▶ [Dataset content]:
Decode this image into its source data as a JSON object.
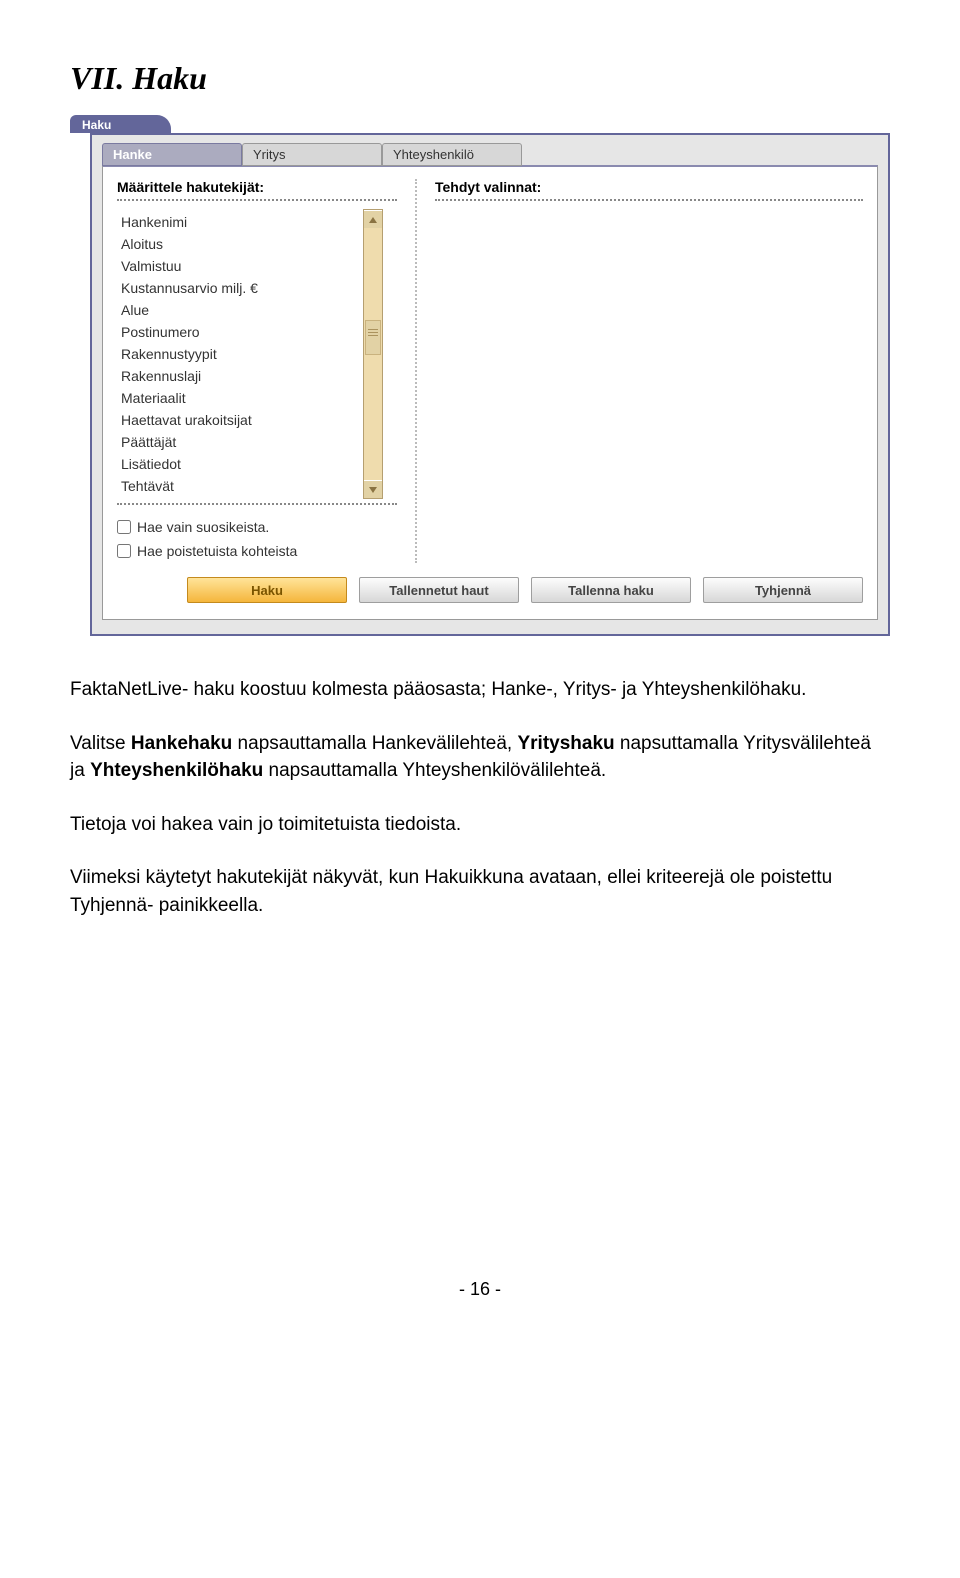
{
  "heading": "VII. Haku",
  "window": {
    "title_tab": "Haku",
    "tabs": [
      "Hanke",
      "Yritys",
      "Yhteyshenkilö"
    ],
    "active_tab_index": 0,
    "left_title": "Määrittele hakutekijät:",
    "right_title": "Tehdyt valinnat:",
    "facets": [
      "Hankenimi",
      "Aloitus",
      "Valmistuu",
      "Kustannusarvio milj. €",
      "Alue",
      "Postinumero",
      "Rakennustyypit",
      "Rakennuslaji",
      "Materiaalit",
      "Haettavat urakoitsijat",
      "Päättäjät",
      "Lisätiedot",
      "Tehtävät"
    ],
    "checks": {
      "favorites": "Hae vain suosikeista.",
      "removed": "Hae poistetuista kohteista"
    },
    "buttons": {
      "search": "Haku",
      "saved": "Tallennetut haut",
      "save": "Tallenna haku",
      "clear": "Tyhjennä"
    }
  },
  "body": {
    "p1": "FaktaNetLive- haku koostuu kolmesta pääosasta; Hanke-, Yritys- ja Yhteyshenkilöhaku.",
    "p2_pre": "Valitse ",
    "p2_b1": "Hankehaku",
    "p2_mid1": " napsauttamalla Hankevälilehteä, ",
    "p2_b2": "Yrityshaku",
    "p2_mid2": " napsuttamalla Yritysvälilehteä ja ",
    "p2_b3": "Yhteyshenkilöhaku",
    "p2_post": " napsauttamalla Yhteyshenkilövälilehteä.",
    "p3": "Tietoja voi hakea vain jo toimitetuista tiedoista.",
    "p4": "Viimeksi käytetyt hakutekijät näkyvät, kun Hakuikkuna avataan, ellei kriteerejä ole poistettu Tyhjennä- painikkeella."
  },
  "footer": "- 16 -"
}
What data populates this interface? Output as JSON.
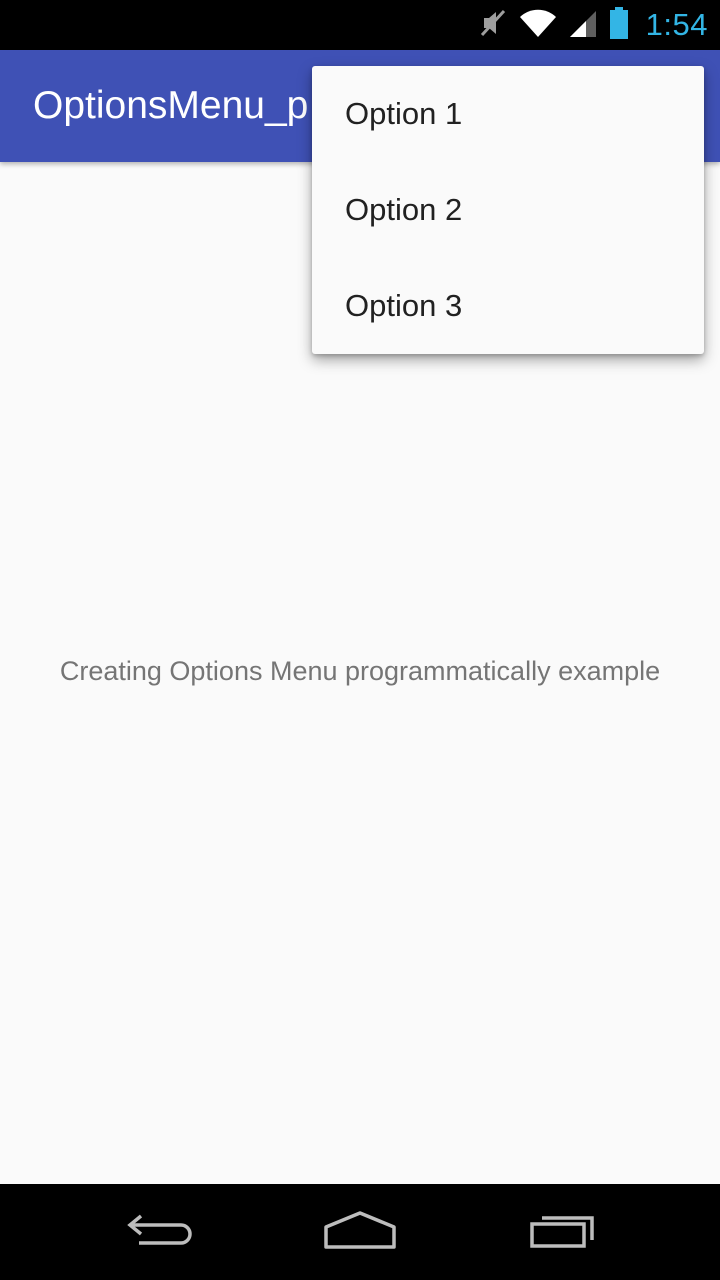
{
  "status_bar": {
    "time": "1:54",
    "icons": [
      "mute-icon",
      "wifi-icon",
      "signal-icon",
      "battery-icon"
    ],
    "accent_color": "#33b5e5"
  },
  "app_bar": {
    "title": "OptionsMenu_p",
    "background_color": "#3f51b5"
  },
  "menu": {
    "items": [
      {
        "label": "Option 1"
      },
      {
        "label": "Option 2"
      },
      {
        "label": "Option 3"
      }
    ]
  },
  "content": {
    "message": "Creating Options Menu programmatically example"
  },
  "nav_bar": {
    "buttons": [
      "back-icon",
      "home-icon",
      "recents-icon"
    ]
  }
}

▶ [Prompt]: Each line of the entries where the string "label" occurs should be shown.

▶ [Answer for the task]:
        "label": "Option 1"
        "label": "Option 2"
        "label": "Option 3"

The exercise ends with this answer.